Information shown
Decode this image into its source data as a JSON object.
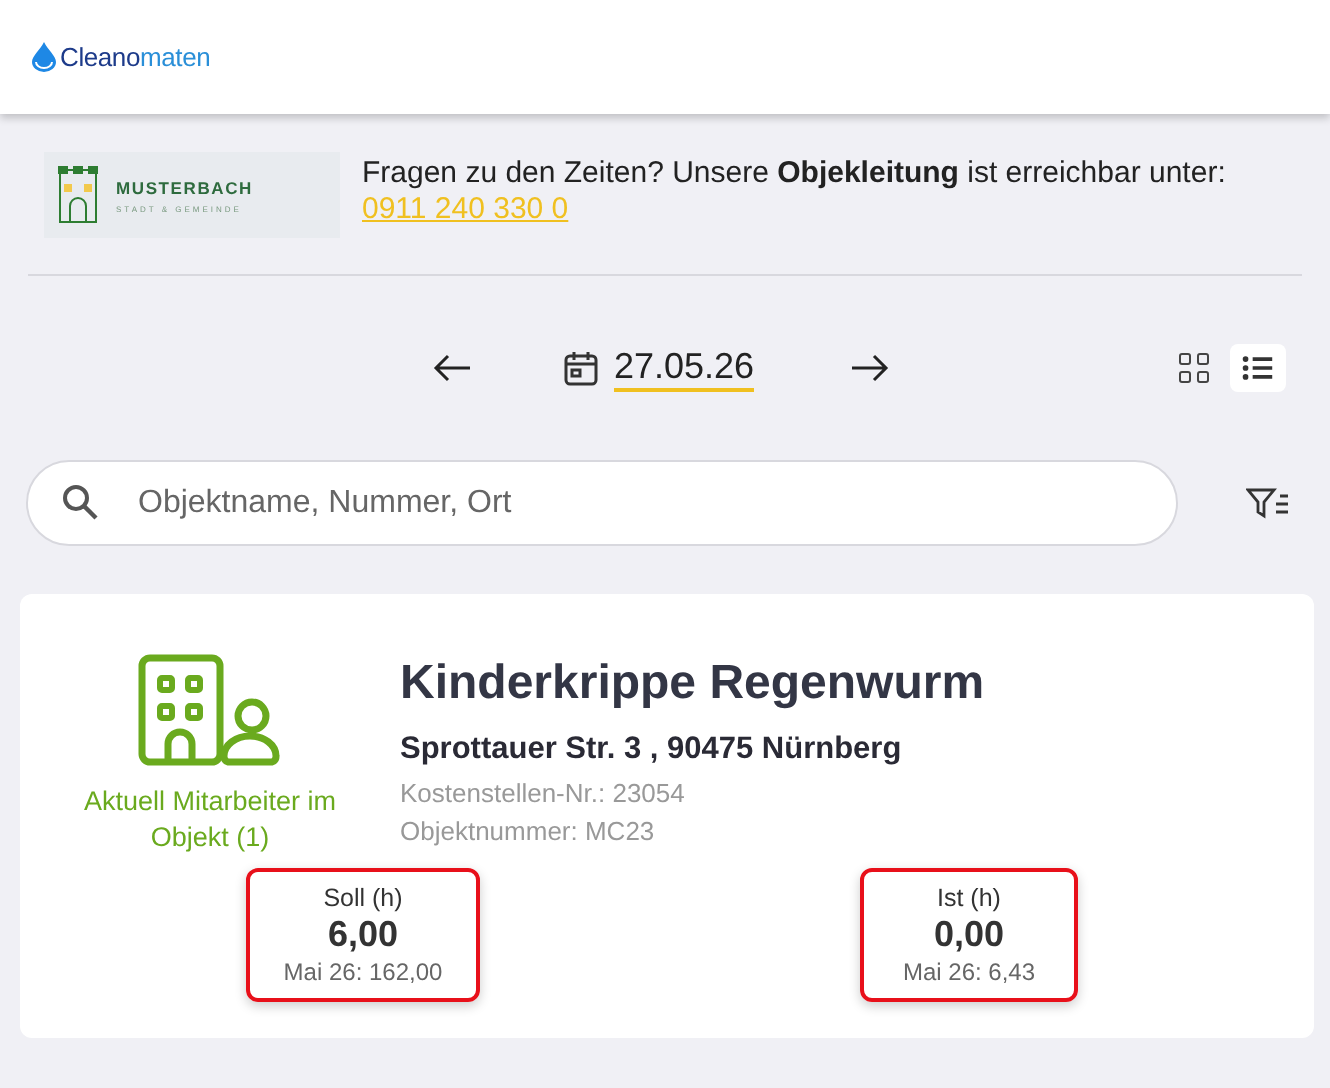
{
  "header": {
    "logo": {
      "part_1": "Cleano",
      "part_2": "maten"
    }
  },
  "client": {
    "name": "MUSTERBACH",
    "subtitle": "STADT & GEMEINDE",
    "message": "Fragen zu den Zeiten? Unsere **Objekleitung** ist erreichbar unter:",
    "phone": "0911 240 330 0"
  },
  "date_nav": {
    "date": "27.05.26",
    "views": [
      {
        "kind": "grid",
        "selected": false
      },
      {
        "kind": "list",
        "selected": true
      }
    ]
  },
  "search": {
    "placeholder": "Objektname, Nummer, Ort"
  },
  "objects": [
    {
      "name": "Kinderkrippe Regenwurm",
      "address": "Sprottauer Str. 3 , 90475 Nürnberg",
      "cost_center": "Kostenstellen-Nr.: 23054",
      "object_number": "Objektnummer: MC23",
      "presence": "Aktuell Mitarbeiter im Objekt (1)",
      "stats": [
        {
          "label": "Soll (h)",
          "value": "6,00",
          "month": "Mai 26: 162,00"
        },
        {
          "label": "Ist (h)",
          "value": "0,00",
          "month": "Mai 26: 6,43"
        }
      ]
    }
  ]
}
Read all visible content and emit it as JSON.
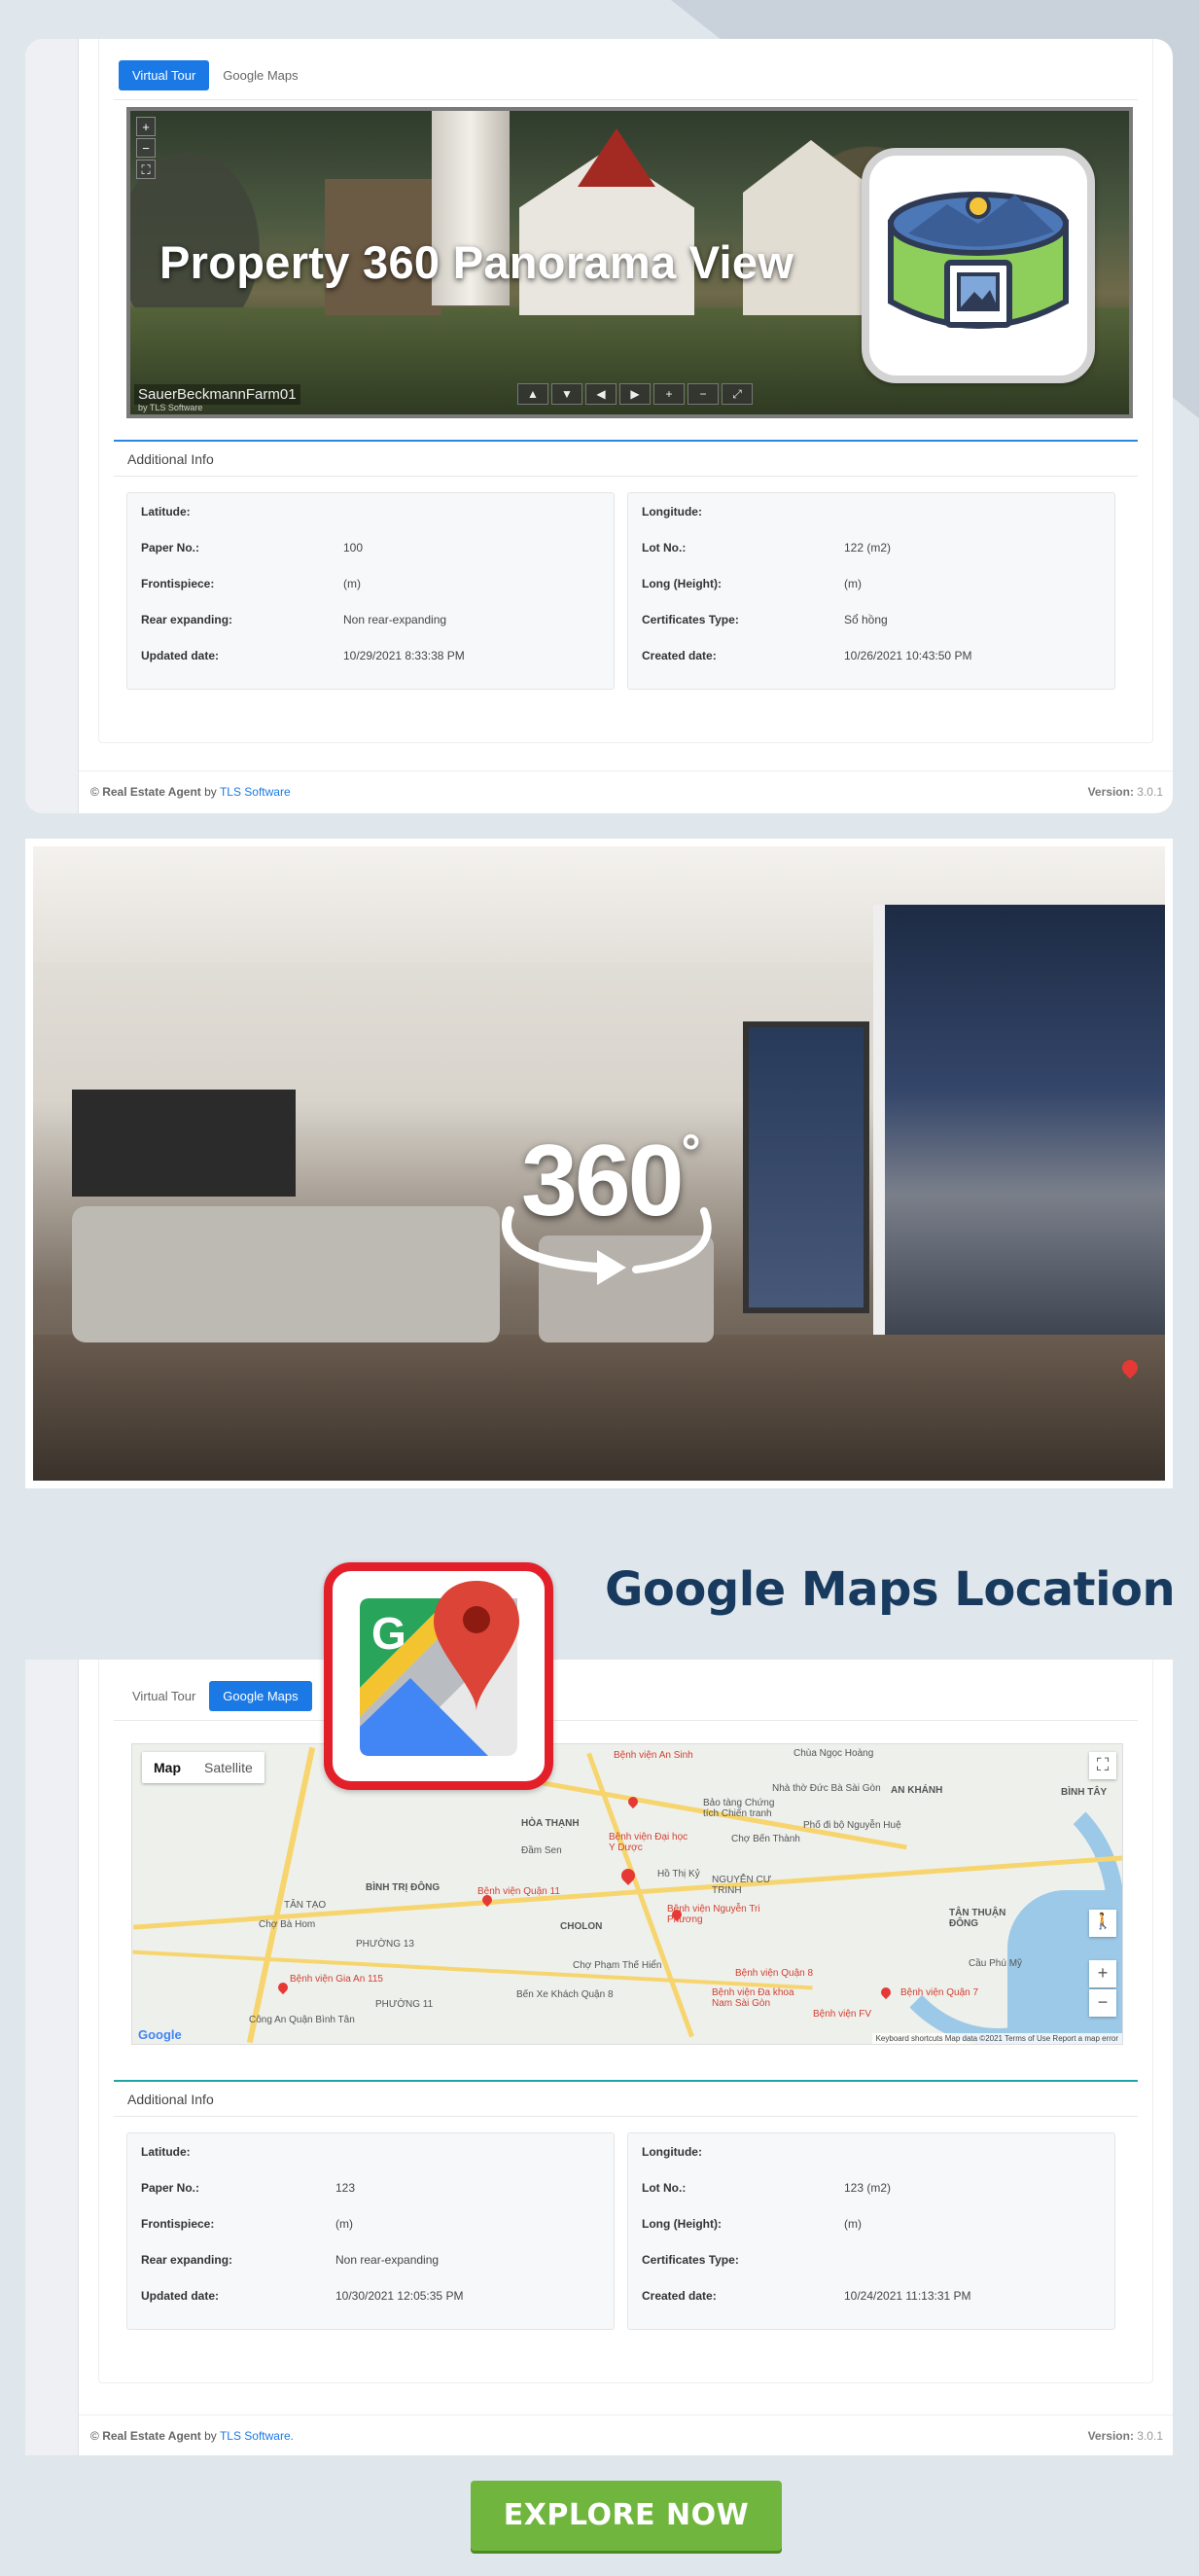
{
  "panel1": {
    "tabs": [
      {
        "label": "Virtual Tour",
        "active": true
      },
      {
        "label": "Google Maps",
        "active": false
      }
    ],
    "panorama": {
      "overlay_title": "Property 360 Panorama View",
      "scene_name": "SauerBeckmannFarm01",
      "credit": "by TLS Software",
      "zoom_buttons": [
        "+",
        "−",
        "⛶"
      ],
      "nav_buttons": [
        "▲",
        "▼",
        "◀",
        "▶",
        "+",
        "−",
        "⤢"
      ]
    },
    "section_title": "Additional Info",
    "left_info": [
      {
        "label": "Latitude:",
        "value": ""
      },
      {
        "label": "Paper No.:",
        "value": "100"
      },
      {
        "label": "Frontispiece:",
        "value": "(m)"
      },
      {
        "label": "Rear expanding:",
        "value": "Non rear-expanding"
      },
      {
        "label": "Updated date:",
        "value": "10/29/2021 8:33:38 PM"
      }
    ],
    "right_info": [
      {
        "label": "Longitude:",
        "value": ""
      },
      {
        "label": "Lot No.:",
        "value": "122 (m2)"
      },
      {
        "label": "Long (Height):",
        "value": "(m)"
      },
      {
        "label": "Certificates Type:",
        "value": "Sổ hồng"
      },
      {
        "label": "Created date:",
        "value": "10/26/2021 10:43:50 PM"
      }
    ],
    "footer": {
      "copyright": "©",
      "brand": "Real Estate Agent",
      "by": "by",
      "company": "TLS Software",
      "version_label": "Version:",
      "version": "3.0.1"
    }
  },
  "room_view": {
    "badge_text": "360",
    "badge_degree": "°"
  },
  "maps_heading": "Google Maps Location",
  "panel2": {
    "tabs": [
      {
        "label": "Virtual Tour",
        "active": false
      },
      {
        "label": "Google Maps",
        "active": true
      }
    ],
    "map": {
      "type_buttons": [
        "Map",
        "Satellite"
      ],
      "labels": [
        "Chùa Ngọc Hoàng",
        "Bệnh viện An Sinh",
        "Nhà thờ Đức Bà Sài Gòn",
        "AN KHÁNH",
        "Bảo tàng Chứng tích Chiến tranh",
        "Chợ Bến Thành",
        "Phố đi bộ Nguyễn Huệ",
        "HÒA THẠNH",
        "Đầm Sen",
        "Bệnh viện Đại học Y Dược",
        "Hồ Thị Kỷ",
        "NGUYỄN CƯ TRINH",
        "BÌNH TRỊ ĐÔNG",
        "Bệnh viện Quận 11",
        "CHOLON",
        "Bệnh viện Nguyễn Tri Phương",
        "TÂN TẠO",
        "Chợ Bà Hom",
        "PHƯỜNG 13",
        "Chợ Phạm Thế Hiển",
        "Bệnh viện Quận 8",
        "Bệnh viện Gia An 115",
        "Bến Xe Khách Quận 8",
        "Bệnh viện Đa khoa Nam Sài Gòn",
        "Bệnh viện Quận 7",
        "Bệnh viện FV",
        "Cầu Phú Mỹ",
        "TÂN THUẬN ĐÔNG",
        "BÌNH TÂY",
        "Công An Quận Bình Tân",
        "PHƯỜNG 11"
      ],
      "google": "Google",
      "attribution": "Keyboard shortcuts   Map data ©2021   Terms of Use   Report a map error",
      "zoom_in": "+",
      "zoom_out": "−",
      "fullscreen": "⛶"
    },
    "section_title": "Additional Info",
    "left_info": [
      {
        "label": "Latitude:",
        "value": ""
      },
      {
        "label": "Paper No.:",
        "value": "123"
      },
      {
        "label": "Frontispiece:",
        "value": "(m)"
      },
      {
        "label": "Rear expanding:",
        "value": "Non rear-expanding"
      },
      {
        "label": "Updated date:",
        "value": "10/30/2021 12:05:35 PM"
      }
    ],
    "right_info": [
      {
        "label": "Longitude:",
        "value": ""
      },
      {
        "label": "Lot No.:",
        "value": "123 (m2)"
      },
      {
        "label": "Long (Height):",
        "value": "(m)"
      },
      {
        "label": "Certificates Type:",
        "value": ""
      },
      {
        "label": "Created date:",
        "value": "10/24/2021 11:13:31 PM"
      }
    ],
    "footer": {
      "copyright": "©",
      "brand": "Real Estate Agent",
      "by": "by",
      "company": "TLS Software.",
      "version_label": "Version:",
      "version": "3.0.1"
    }
  },
  "cta": {
    "label": "EXPLORE NOW"
  },
  "colors": {
    "primary": "#1b79e6",
    "heading": "#173a5e",
    "cta": "#70b63e",
    "maps_red": "#e3202a"
  }
}
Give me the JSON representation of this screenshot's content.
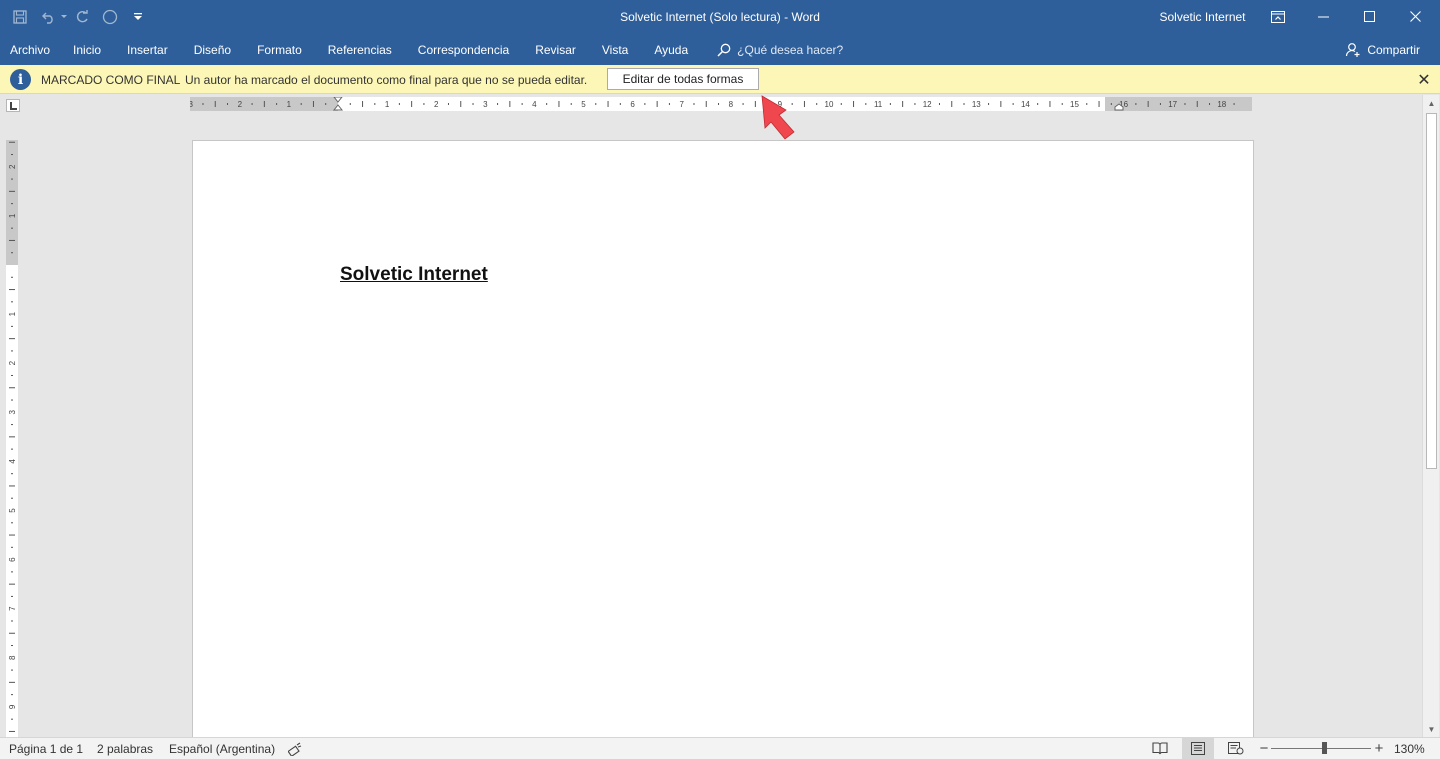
{
  "window": {
    "title": "Solvetic Internet (Solo lectura)  -  Word",
    "user": "Solvetic Internet"
  },
  "icons": {
    "qat": [
      "save-icon",
      "undo-icon",
      "undo-dropdown-icon",
      "redo-icon",
      "touch-mode-icon",
      "customize-qat-icon"
    ],
    "window": [
      "ribbon-display-icon",
      "minimize-icon",
      "maximize-icon",
      "close-icon"
    ]
  },
  "ribbon": {
    "tabs": [
      "Archivo",
      "Inicio",
      "Insertar",
      "Diseño",
      "Formato",
      "Referencias",
      "Correspondencia",
      "Revisar",
      "Vista",
      "Ayuda"
    ],
    "tell_me_placeholder": "¿Qué desea hacer?",
    "share_label": "Compartir"
  },
  "message_bar": {
    "title": "MARCADO COMO FINAL",
    "text": "Un autor ha marcado el documento como final para que no se pueda editar.",
    "button_label": "Editar de todas formas",
    "close_glyph": "✕",
    "info_glyph": "i"
  },
  "ruler": {
    "left_labels": [
      "3",
      "2",
      "1"
    ],
    "right_labels": [
      "1",
      "2",
      "3",
      "4",
      "5",
      "6",
      "7",
      "8",
      "9",
      "10",
      "11",
      "12",
      "13",
      "14",
      "15",
      "16",
      "17",
      "18"
    ],
    "vertical_top_labels": [
      "2",
      "1"
    ],
    "vertical_labels": [
      "1",
      "2",
      "3",
      "4",
      "5",
      "6",
      "7",
      "8",
      "9"
    ]
  },
  "document": {
    "heading": "Solvetic Internet"
  },
  "status": {
    "page": "Página 1 de 1",
    "words": "2 palabras",
    "language": "Español (Argentina)",
    "zoom_minus": "−",
    "zoom_plus": "+",
    "zoom_level": "130%"
  },
  "colors": {
    "title_bar": "#2f5f9a",
    "message_bar": "#fcf7b6",
    "annotation_arrow": "#f0474f"
  }
}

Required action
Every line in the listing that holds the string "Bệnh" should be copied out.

Solution
        "Bệnh viện An Sinh",
        "Bệnh viện Đại học Y Dược",
        "Bệnh viện Quận 11",
        "Bệnh viện Nguyễn Tri Phương",
        "Bệnh viện Quận 8",
        "Bệnh viện Gia An 115",
        "Bệnh viện Đa khoa Nam Sài Gòn",
        "Bệnh viện Quận 7",
        "Bệnh viện FV",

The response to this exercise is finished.